Saracens' supporters had turned up in 10-year record numbers for the 20-17 loss to Newcastle here a fortnight ago, when Glen Jackson, who yet again proved yesterday his irreplaceable influence at fly-half, was left on the bench. All concerned are waiting to see what benefits may accrue from the possible investment by SAIL, the South African investment group part-owned by the multi-millionaire Johann Rupert. The investment of a reported £8-£10million would not be enough on its own to fund a new stadium anywhere near London, and there are three marketing, sports promotion and hospitality companies alongside Saracens in the umbrella group Premier Team Holdings which could gain from some of the cash. Still the butchers of Watford may be wise to stock up on the biltong.
When it came to butchering positions of promise, Saracens were too culpable for their own good in the first half, and after Jackson's opening penalty – he would miss only with his last attempt, the touchline conversion of Jack's late score – Biarritz led through Romain Cabannes' try from Damien Traille charging Andy Farrell down, and a conversion and penalty by scrum-half Julien Dupuy. On a handful of occasions Saracens' forwards forced Biarritz back through several phases, only for a fumble to ruin it.
And Biarritz had turned up in the mood for a scrap, keen to enhance their record of reaching at least the quarter-finals in six out of the seven years. Benoit August, the hooker, was warned for giving Jackson a right-hander, then Jackson felt the fingertips of Dupuy scraping across his face, again in a grapple after play had moved on.
Jackson was still shaking his head at the latter exchange when he kicked his second penalty of the half after 37 minutes to reduce the Biarritz lead to 10-6.
It was negated immediately when Saracens' all-court tighthead prop Cencus Johnston tugged an opponent off the ball and Dupuy kicked the penalty.
Only in the fifth minute of added time did Saracens draw level again. Jack and Farrell cut against the grain to straighten an attack and Jackson's typically confident dummy and pop pass sent Vyvyan over for Jackson to convert.
In a sense, at 13-13, the second half was like starting afresh. In fact Saracens showed a welcome obdurate streak for which their Anglo-Kiwi second row must take huge credit.
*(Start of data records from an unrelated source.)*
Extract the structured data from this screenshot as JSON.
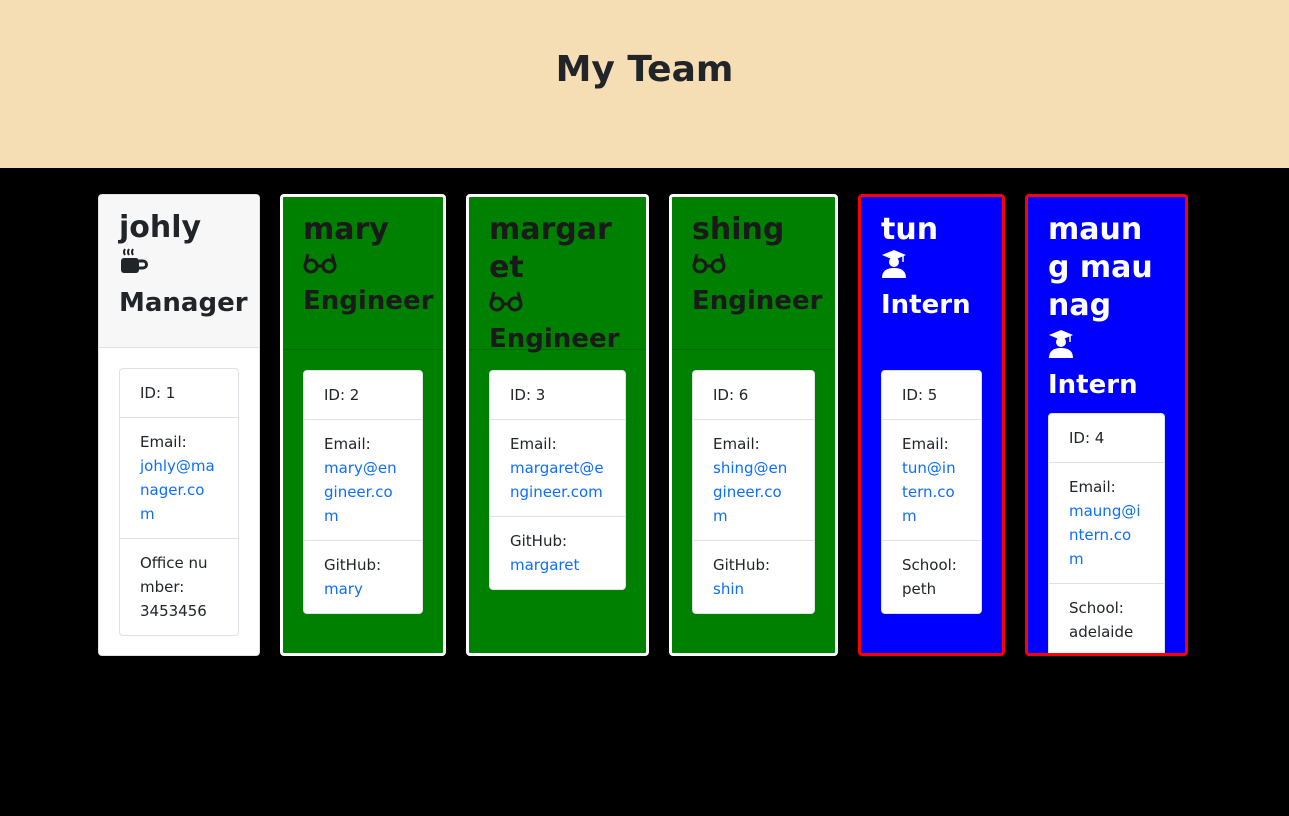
{
  "header": {
    "title": "My Team"
  },
  "members": [
    {
      "name": "johly",
      "role": "Manager",
      "icon": "coffee-icon",
      "id_text": "ID: 1",
      "email_label": "Email:",
      "email": "johly@manager.com",
      "extra_label": "Office number:",
      "extra_value": "3453456"
    },
    {
      "name": "mary",
      "role": "Engineer",
      "icon": "glasses-icon",
      "id_text": "ID: 2",
      "email_label": "Email:",
      "email": "mary@engineer.com",
      "extra_label": "GitHub:",
      "extra_value": "mary"
    },
    {
      "name": "margaret",
      "role": "Engineer",
      "icon": "glasses-icon",
      "id_text": "ID: 3",
      "email_label": "Email:",
      "email": "margaret@engineer.com",
      "extra_label": "GitHub:",
      "extra_value": "margaret"
    },
    {
      "name": "shing",
      "role": "Engineer",
      "icon": "glasses-icon",
      "id_text": "ID: 6",
      "email_label": "Email:",
      "email": "shing@engineer.com",
      "extra_label": "GitHub:",
      "extra_value": "shin"
    },
    {
      "name": "tun",
      "role": "Intern",
      "icon": "graduate-icon",
      "id_text": "ID: 5",
      "email_label": "Email:",
      "email": "tun@intern.com",
      "extra_label": "School:",
      "extra_value": "peth"
    },
    {
      "name": "maung maunag",
      "role": "Intern",
      "icon": "graduate-icon",
      "id_text": "ID: 4",
      "email_label": "Email:",
      "email": "maung@intern.com",
      "extra_label": "School:",
      "extra_value": "adelaide"
    }
  ],
  "colors": {
    "header_bg": "#f5deb3",
    "page_bg": "#000000",
    "engineer_bg": "#008000",
    "engineer_border": "#ffffff",
    "intern_bg": "#0000ff",
    "intern_border": "#ff0000",
    "link": "#0d6efd"
  }
}
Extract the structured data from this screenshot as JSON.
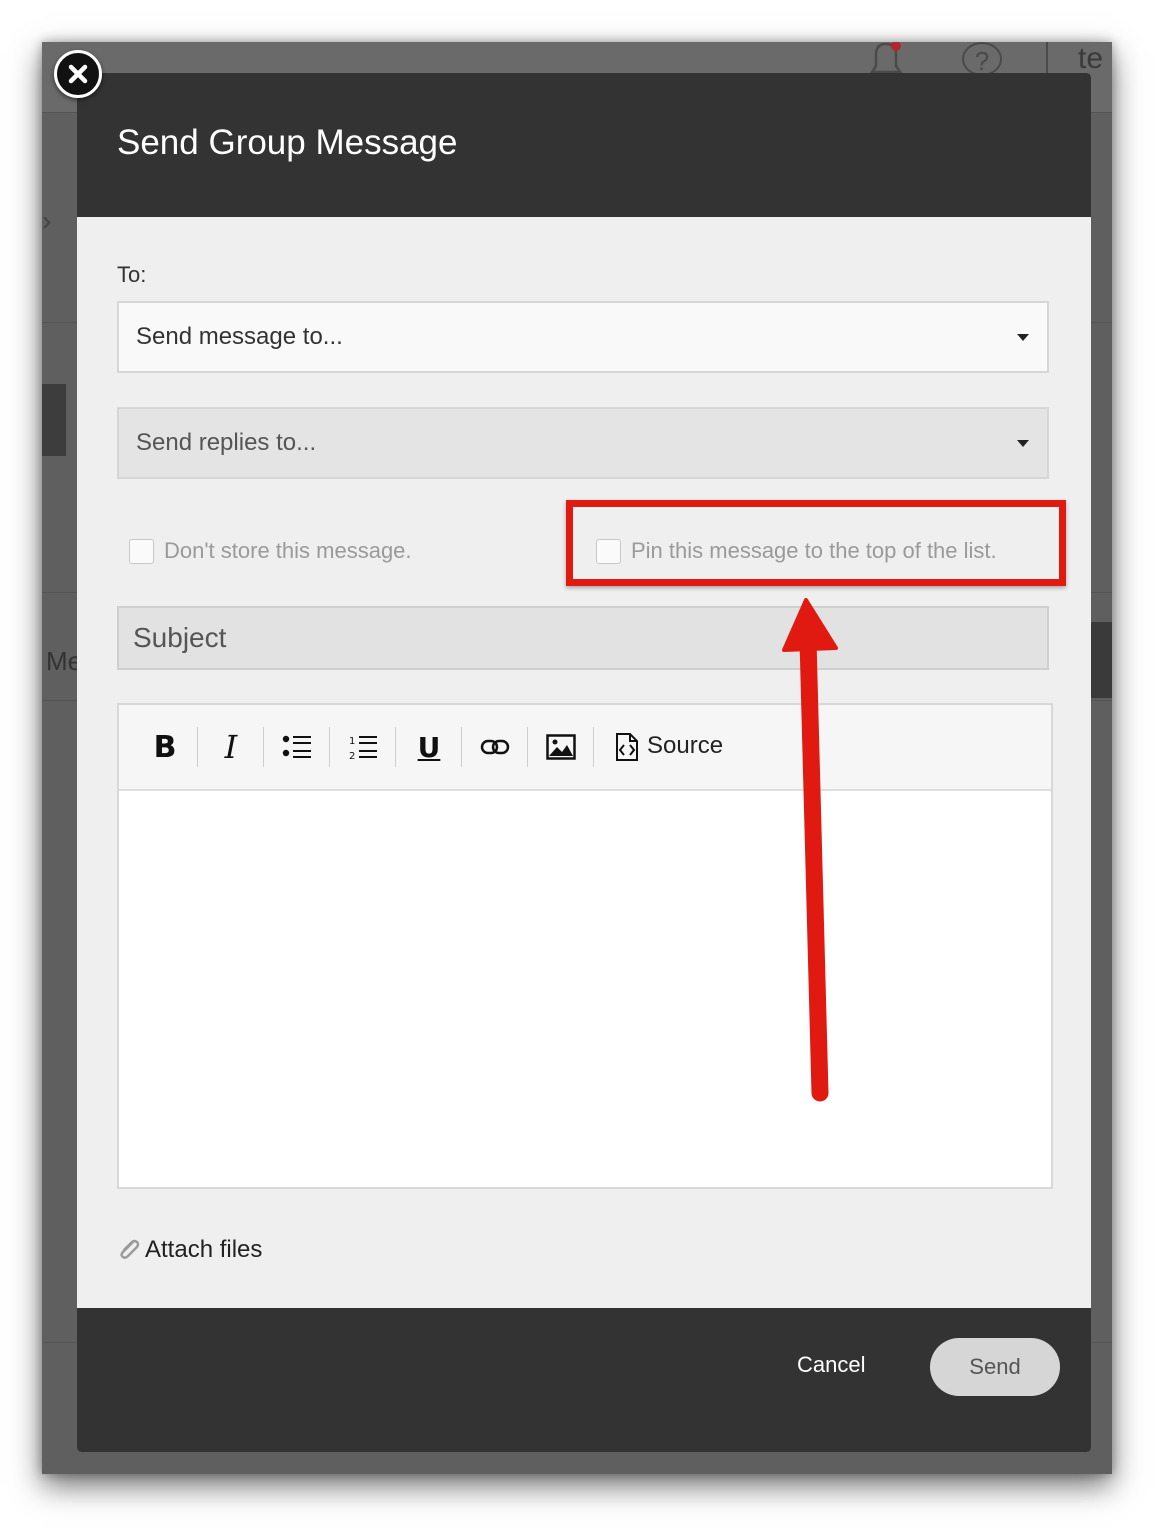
{
  "background": {
    "user_fragment": "te",
    "help_glyph": "?",
    "nav_fragment": "Me"
  },
  "modal": {
    "title": "Send Group Message",
    "to_label": "To:",
    "send_to_placeholder": "Send message to...",
    "send_replies_placeholder": "Send replies to...",
    "dont_store_label": "Don't store this message.",
    "pin_label": "Pin this message to the top of the list.",
    "subject_placeholder": "Subject",
    "toolbar": {
      "bold": "B",
      "italic": "I",
      "underline": "U",
      "source_label": "Source"
    },
    "attach_label": "Attach files",
    "cancel_label": "Cancel",
    "send_label": "Send"
  },
  "annotation": {
    "highlight_color": "#e01a10",
    "arrow_color": "#e01a10"
  },
  "colors": {
    "header_bg": "#333333",
    "body_bg": "#efefef"
  }
}
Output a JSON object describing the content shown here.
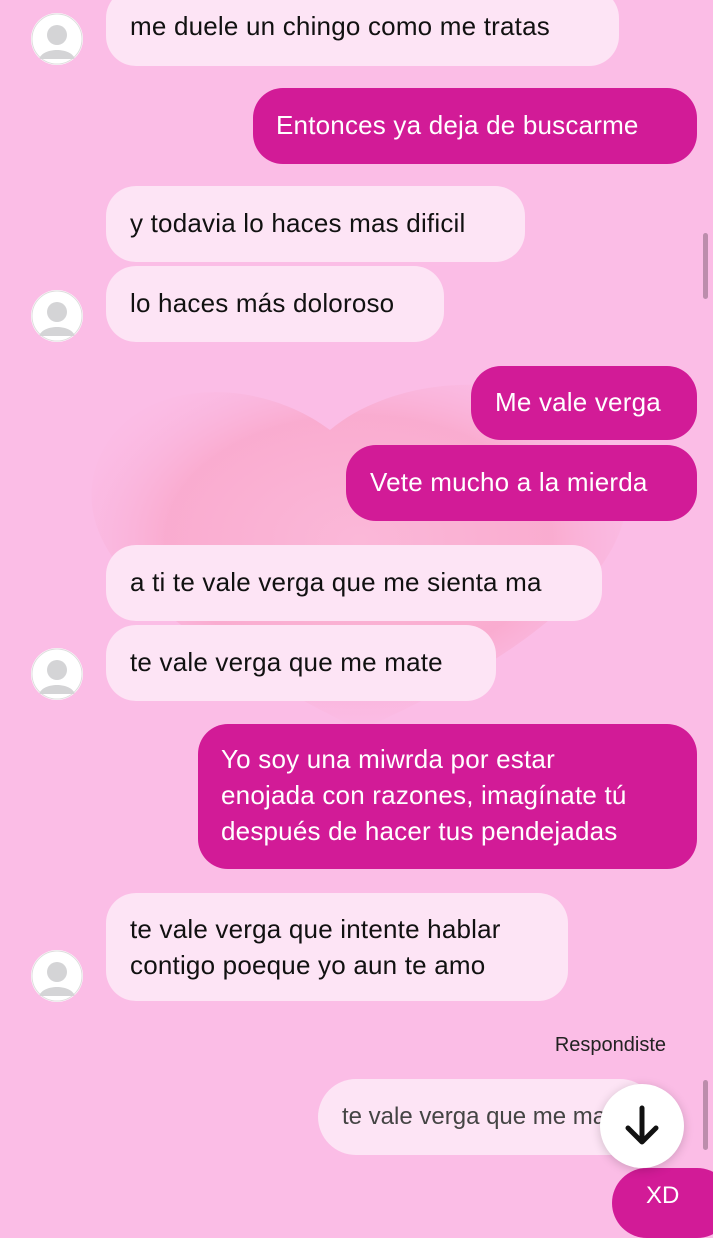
{
  "messages": [
    {
      "id": 1,
      "side": "in",
      "text": "me duele un chingo como me tratas"
    },
    {
      "id": 2,
      "side": "out",
      "text": "Entonces ya deja de buscarme"
    },
    {
      "id": 3,
      "side": "in",
      "text": "y todavia lo haces mas dificil"
    },
    {
      "id": 4,
      "side": "in",
      "text": "lo haces más doloroso"
    },
    {
      "id": 5,
      "side": "out",
      "text": "Me vale verga"
    },
    {
      "id": 6,
      "side": "out",
      "text": "Vete mucho a la mierda"
    },
    {
      "id": 7,
      "side": "in",
      "text": "a ti te vale verga que me sienta ma"
    },
    {
      "id": 8,
      "side": "in",
      "text": "te vale verga que me mate"
    },
    {
      "id": 9,
      "side": "out",
      "lines": [
        "Yo soy una miwrda por estar",
        "enojada con razones, imagínate tú",
        "después de hacer tus pendejadas"
      ]
    },
    {
      "id": 10,
      "side": "in",
      "lines": [
        "te vale verga que intente hablar",
        "contigo poeque yo aun te amo"
      ]
    }
  ],
  "reply": {
    "label": "Respondiste",
    "quoted_text": "te vale verga que me mate"
  },
  "bottom_bubble_text": "XD",
  "icons": {
    "avatar": "default-avatar-icon",
    "scroll_down": "arrow-down-icon"
  },
  "colors": {
    "background": "#fbbde6",
    "incoming_bubble": "#fde4f5",
    "outgoing_bubble": "#d21b97"
  }
}
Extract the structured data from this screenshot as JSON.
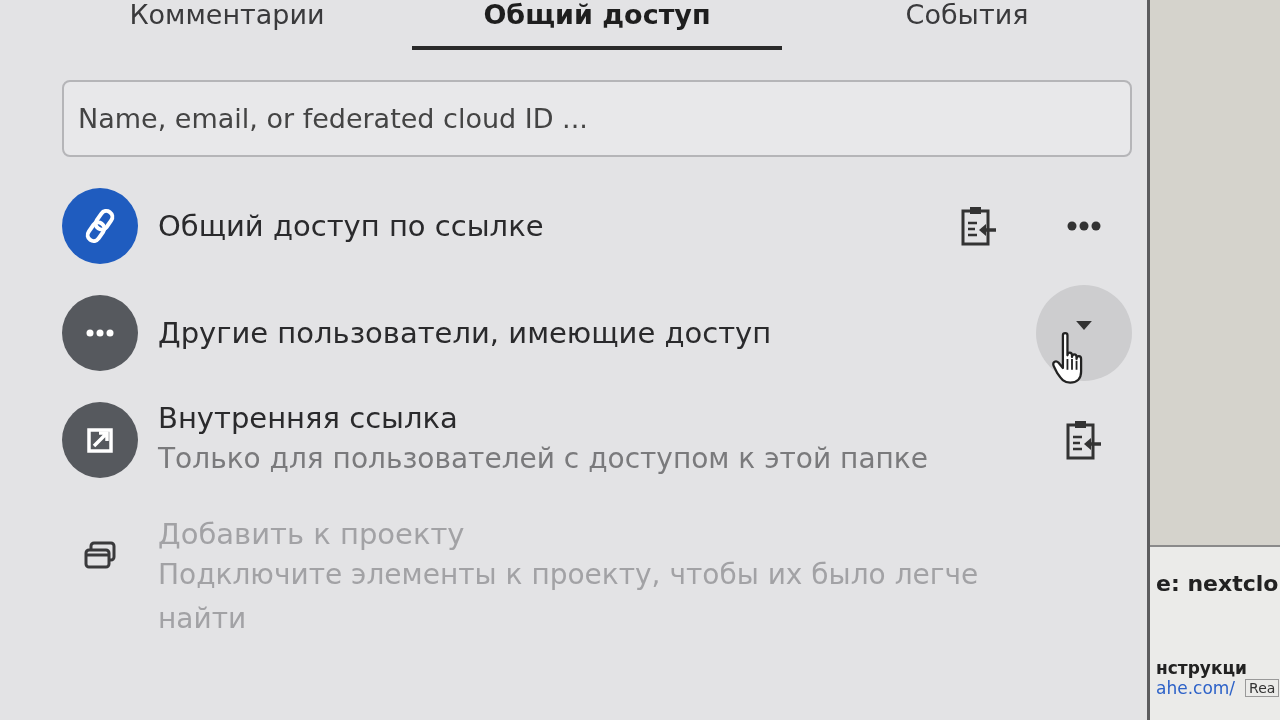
{
  "tabs": [
    {
      "label": "Комментарии",
      "selected": false
    },
    {
      "label": "Общий доступ",
      "selected": true
    },
    {
      "label": "События",
      "selected": false
    }
  ],
  "search": {
    "placeholder": "Name, email, or federated cloud ID ..."
  },
  "entries": [
    {
      "kind": "link",
      "title": "Общий доступ по ссылке",
      "disabled": false,
      "actions": [
        {
          "kind": "copy",
          "hovered": false
        },
        {
          "kind": "menu",
          "hovered": false
        }
      ]
    },
    {
      "kind": "others",
      "title": "Другие пользователи, имеющие доступ",
      "disabled": false,
      "actions": [
        {
          "kind": "caret",
          "hovered": true
        }
      ]
    },
    {
      "kind": "internal",
      "title": "Внутренняя ссылка",
      "subtitle": "Только для пользователей с доступом к этой папке",
      "disabled": false,
      "actions": [
        {
          "kind": "copy",
          "hovered": false
        }
      ]
    },
    {
      "kind": "project",
      "title": "Добавить к проекту",
      "subtitle": "Подключите элементы к проекту, чтобы их было легче найти",
      "disabled": true
    }
  ],
  "background_window": {
    "heading": "e: nextclo",
    "text": "нструкци",
    "link": "ahe.com/",
    "button": "Rea"
  }
}
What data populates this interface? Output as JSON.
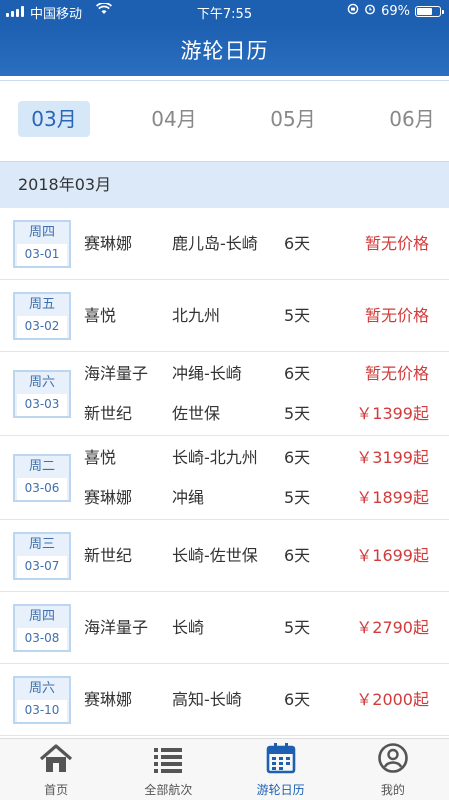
{
  "status": {
    "carrier": "中国移动",
    "time": "下午7:55",
    "battery": "69%",
    "battery_level": 0.69
  },
  "header": {
    "title": "游轮日历"
  },
  "months": [
    {
      "label": "03月",
      "active": true
    },
    {
      "label": "04月",
      "active": false
    },
    {
      "label": "05月",
      "active": false
    },
    {
      "label": "06月",
      "active": false
    }
  ],
  "section": {
    "title": "2018年03月"
  },
  "rows": [
    {
      "weekday": "周四",
      "date": "03-01",
      "trips": [
        {
          "ship": "赛琳娜",
          "route": "鹿儿岛-长崎",
          "days": "6天",
          "price": "暂无价格"
        }
      ]
    },
    {
      "weekday": "周五",
      "date": "03-02",
      "trips": [
        {
          "ship": "喜悦",
          "route": "北九州",
          "days": "5天",
          "price": "暂无价格"
        }
      ]
    },
    {
      "weekday": "周六",
      "date": "03-03",
      "trips": [
        {
          "ship": "海洋量子",
          "route": "冲绳-长崎",
          "days": "6天",
          "price": "暂无价格"
        },
        {
          "ship": "新世纪",
          "route": "佐世保",
          "days": "5天",
          "price": "￥1399起"
        }
      ]
    },
    {
      "weekday": "周二",
      "date": "03-06",
      "trips": [
        {
          "ship": "喜悦",
          "route": "长崎-北九州",
          "days": "6天",
          "price": "￥3199起"
        },
        {
          "ship": "赛琳娜",
          "route": "冲绳",
          "days": "5天",
          "price": "￥1899起"
        }
      ]
    },
    {
      "weekday": "周三",
      "date": "03-07",
      "trips": [
        {
          "ship": "新世纪",
          "route": "长崎-佐世保",
          "days": "6天",
          "price": "￥1699起"
        }
      ]
    },
    {
      "weekday": "周四",
      "date": "03-08",
      "trips": [
        {
          "ship": "海洋量子",
          "route": "长崎",
          "days": "5天",
          "price": "￥2790起"
        }
      ]
    },
    {
      "weekday": "周六",
      "date": "03-10",
      "trips": [
        {
          "ship": "赛琳娜",
          "route": "高知-长崎",
          "days": "6天",
          "price": "￥2000起"
        }
      ]
    }
  ],
  "tabbar": [
    {
      "label": "首页",
      "icon": "home-icon",
      "active": false
    },
    {
      "label": "全部航次",
      "icon": "list-icon",
      "active": false
    },
    {
      "label": "游轮日历",
      "icon": "calendar-icon",
      "active": true
    },
    {
      "label": "我的",
      "icon": "user-icon",
      "active": false
    }
  ],
  "colors": {
    "primary": "#1d5fb0",
    "price": "#d23b3b",
    "section_bg": "#dbe9f8"
  }
}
Jackson's penalty in the 49th minute was followed soon after by Jack swivelling out of Jerome Thion's grasp behind a ruck to go on a 10-metre try-scoring gallop.
Another Dupuy penalty after 59 minutes was the visitors' final score. Farrell's midfield burst and De Kock's sweet reverse pass sent Rodd Penney weaving to the line. Jackson's conversion and penalty made it 33-16 in the 65th minute and Serge Betsen was sent to the sin-bin for use of the boot. After a worryingly barren interlude, Jack sealed it to the Saracens fans' understandable relief.
Saracens: B Russell; R Haughton, K Sorrell, A Farrell (A Powell, 74), R Penney; G Jackson (K Ratuvou, 79), N de Kock (capt, A Dickens, 79); N Lloyd, F Ongaro (A Kyriacou, 84), C Johnston (T Mercey, 79), C Jack, H Vyvyan (T Ryder, 84), K Chesney, R Hill, B Skirving (P Gustard, 79).
Biarritz: N Brusque; P Bidabe, R Cabannes, D Traille (A Masi, 45), T Ngwenya (B Thiery, 55); J Peyrelongue, J Dupuy; P Balan (B Lecouls, 33-54), B August (B Noirot, 66), D Avril, J Thion (capt), T Hall, S Vahafolau (S Betsen, 54), I Harinordoquy, J Cronje.
Referee: N Owens (Wales).Reuse content